Stored dataset items

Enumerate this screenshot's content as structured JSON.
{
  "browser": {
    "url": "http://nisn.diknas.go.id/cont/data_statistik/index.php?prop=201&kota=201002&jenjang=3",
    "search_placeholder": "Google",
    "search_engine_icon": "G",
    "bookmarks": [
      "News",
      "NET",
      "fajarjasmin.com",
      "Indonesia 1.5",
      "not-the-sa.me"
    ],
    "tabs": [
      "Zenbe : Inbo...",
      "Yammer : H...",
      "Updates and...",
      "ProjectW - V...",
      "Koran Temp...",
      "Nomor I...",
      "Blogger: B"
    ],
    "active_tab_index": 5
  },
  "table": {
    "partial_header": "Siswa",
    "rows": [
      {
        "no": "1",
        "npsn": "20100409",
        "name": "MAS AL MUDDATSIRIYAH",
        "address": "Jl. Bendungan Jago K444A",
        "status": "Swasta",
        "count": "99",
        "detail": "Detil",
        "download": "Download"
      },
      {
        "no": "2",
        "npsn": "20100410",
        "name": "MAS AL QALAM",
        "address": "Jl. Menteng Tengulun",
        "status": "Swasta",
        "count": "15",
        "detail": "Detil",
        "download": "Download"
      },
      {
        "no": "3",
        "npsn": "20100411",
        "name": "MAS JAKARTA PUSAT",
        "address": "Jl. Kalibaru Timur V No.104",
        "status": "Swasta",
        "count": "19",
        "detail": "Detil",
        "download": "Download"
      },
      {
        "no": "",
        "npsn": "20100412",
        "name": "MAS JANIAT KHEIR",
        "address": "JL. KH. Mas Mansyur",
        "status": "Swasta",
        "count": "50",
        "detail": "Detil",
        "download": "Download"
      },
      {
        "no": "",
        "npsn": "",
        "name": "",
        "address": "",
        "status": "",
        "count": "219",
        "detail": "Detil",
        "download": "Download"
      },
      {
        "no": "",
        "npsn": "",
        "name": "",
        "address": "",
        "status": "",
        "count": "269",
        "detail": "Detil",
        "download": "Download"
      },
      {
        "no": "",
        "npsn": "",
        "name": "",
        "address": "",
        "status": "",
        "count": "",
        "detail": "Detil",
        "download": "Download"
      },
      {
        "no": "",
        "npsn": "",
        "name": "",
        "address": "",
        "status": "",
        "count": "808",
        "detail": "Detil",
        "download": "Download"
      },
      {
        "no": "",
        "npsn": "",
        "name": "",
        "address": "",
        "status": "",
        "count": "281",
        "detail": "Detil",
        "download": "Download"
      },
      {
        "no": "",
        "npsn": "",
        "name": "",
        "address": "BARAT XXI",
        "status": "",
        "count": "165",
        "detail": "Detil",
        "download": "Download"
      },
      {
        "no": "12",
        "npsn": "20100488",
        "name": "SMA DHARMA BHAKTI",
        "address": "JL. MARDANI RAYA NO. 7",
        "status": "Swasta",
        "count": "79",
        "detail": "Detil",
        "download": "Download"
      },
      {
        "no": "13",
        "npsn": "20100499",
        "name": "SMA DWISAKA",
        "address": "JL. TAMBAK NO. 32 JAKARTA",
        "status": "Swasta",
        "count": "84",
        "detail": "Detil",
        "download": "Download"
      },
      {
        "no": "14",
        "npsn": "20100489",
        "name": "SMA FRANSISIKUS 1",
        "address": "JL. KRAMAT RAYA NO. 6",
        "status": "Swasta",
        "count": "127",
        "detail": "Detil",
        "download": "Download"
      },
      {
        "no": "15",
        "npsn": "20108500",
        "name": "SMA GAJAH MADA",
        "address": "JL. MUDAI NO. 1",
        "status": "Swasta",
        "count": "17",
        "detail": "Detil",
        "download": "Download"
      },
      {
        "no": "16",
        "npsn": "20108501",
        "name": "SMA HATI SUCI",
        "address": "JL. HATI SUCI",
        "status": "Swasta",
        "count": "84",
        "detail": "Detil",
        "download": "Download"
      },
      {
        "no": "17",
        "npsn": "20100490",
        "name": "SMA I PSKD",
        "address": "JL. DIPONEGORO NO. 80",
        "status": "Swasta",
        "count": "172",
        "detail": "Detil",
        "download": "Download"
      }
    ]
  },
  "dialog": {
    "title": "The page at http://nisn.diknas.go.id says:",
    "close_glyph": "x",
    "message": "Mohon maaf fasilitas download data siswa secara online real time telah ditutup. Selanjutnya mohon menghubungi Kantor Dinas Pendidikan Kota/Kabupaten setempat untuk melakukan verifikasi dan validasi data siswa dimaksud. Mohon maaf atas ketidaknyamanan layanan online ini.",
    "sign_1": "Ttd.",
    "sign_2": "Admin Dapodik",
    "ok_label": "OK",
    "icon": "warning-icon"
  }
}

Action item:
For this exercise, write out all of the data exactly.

Problem solution:
Enumerate this screenshot's content as structured JSON.
{
  "browser": {
    "url": "http://nisn.diknas.go.id/cont/data_statistik/index.php?prop=201&kota=201002&jenjang=3",
    "search_placeholder": "Google",
    "search_engine_icon": "G",
    "bookmarks": [
      "News",
      "NET",
      "fajarjasmin.com",
      "Indonesia 1.5",
      "not-the-sa.me"
    ],
    "tabs": [
      "Zenbe : Inbo...",
      "Yammer : H...",
      "Updates and...",
      "ProjectW - V...",
      "Koran Temp...",
      "Nomor I...",
      "Blogger: B"
    ],
    "active_tab_index": 5
  },
  "table": {
    "partial_header": "Siswa",
    "rows": [
      {
        "no": "1",
        "npsn": "20100409",
        "name": "MAS AL MUDDATSIRIYAH",
        "address": "Jl. Bendungan Jago K444A",
        "status": "Swasta",
        "count": "99",
        "detail": "Detil",
        "download": "Download"
      },
      {
        "no": "2",
        "npsn": "20100410",
        "name": "MAS AL QALAM",
        "address": "Jl. Menteng Tengulun",
        "status": "Swasta",
        "count": "15",
        "detail": "Detil",
        "download": "Download"
      },
      {
        "no": "3",
        "npsn": "20100411",
        "name": "MAS JAKARTA PUSAT",
        "address": "Jl. Kalibaru Timur V No.104",
        "status": "Swasta",
        "count": "19",
        "detail": "Detil",
        "download": "Download"
      },
      {
        "no": "",
        "npsn": "20100412",
        "name": "MAS JANIAT KHEIR",
        "address": "JL. KH. Mas Mansyur",
        "status": "Swasta",
        "count": "50",
        "detail": "Detil",
        "download": "Download"
      },
      {
        "no": "",
        "npsn": "",
        "name": "",
        "address": "",
        "status": "",
        "count": "219",
        "detail": "Detil",
        "download": "Download"
      },
      {
        "no": "",
        "npsn": "",
        "name": "",
        "address": "",
        "status": "",
        "count": "269",
        "detail": "Detil",
        "download": "Download"
      },
      {
        "no": "",
        "npsn": "",
        "name": "",
        "address": "",
        "status": "",
        "count": "",
        "detail": "Detil",
        "download": "Download"
      },
      {
        "no": "",
        "npsn": "",
        "name": "",
        "address": "",
        "status": "",
        "count": "808",
        "detail": "Detil",
        "download": "Download"
      },
      {
        "no": "",
        "npsn": "",
        "name": "",
        "address": "",
        "status": "",
        "count": "281",
        "detail": "Detil",
        "download": "Download"
      },
      {
        "no": "",
        "npsn": "",
        "name": "",
        "address": "BARAT XXI",
        "status": "",
        "count": "165",
        "detail": "Detil",
        "download": "Download"
      },
      {
        "no": "12",
        "npsn": "20100488",
        "name": "SMA DHARMA BHAKTI",
        "address": "JL. MARDANI RAYA NO. 7",
        "status": "Swasta",
        "count": "79",
        "detail": "Detil",
        "download": "Download"
      },
      {
        "no": "13",
        "npsn": "20100499",
        "name": "SMA DWISAKA",
        "address": "JL. TAMBAK NO. 32 JAKARTA",
        "status": "Swasta",
        "count": "84",
        "detail": "Detil",
        "download": "Download"
      },
      {
        "no": "14",
        "npsn": "20100489",
        "name": "SMA FRANSISIKUS 1",
        "address": "JL. KRAMAT RAYA NO. 6",
        "status": "Swasta",
        "count": "127",
        "detail": "Detil",
        "download": "Download"
      },
      {
        "no": "15",
        "npsn": "20108500",
        "name": "SMA GAJAH MADA",
        "address": "JL. MUDAI NO. 1",
        "status": "Swasta",
        "count": "17",
        "detail": "Detil",
        "download": "Download"
      },
      {
        "no": "16",
        "npsn": "20108501",
        "name": "SMA HATI SUCI",
        "address": "JL. HATI SUCI",
        "status": "Swasta",
        "count": "84",
        "detail": "Detil",
        "download": "Download"
      },
      {
        "no": "17",
        "npsn": "20100490",
        "name": "SMA I PSKD",
        "address": "JL. DIPONEGORO NO. 80",
        "status": "Swasta",
        "count": "172",
        "detail": "Detil",
        "download": "Download"
      }
    ]
  },
  "dialog": {
    "title": "The page at http://nisn.diknas.go.id says:",
    "close_glyph": "x",
    "message": "Mohon maaf fasilitas download data siswa secara online real time telah ditutup. Selanjutnya mohon menghubungi Kantor Dinas Pendidikan Kota/Kabupaten setempat untuk melakukan verifikasi dan validasi data siswa dimaksud. Mohon maaf atas ketidaknyamanan layanan online ini.",
    "sign_1": "Ttd.",
    "sign_2": "Admin Dapodik",
    "ok_label": "OK",
    "icon": "warning-icon"
  }
}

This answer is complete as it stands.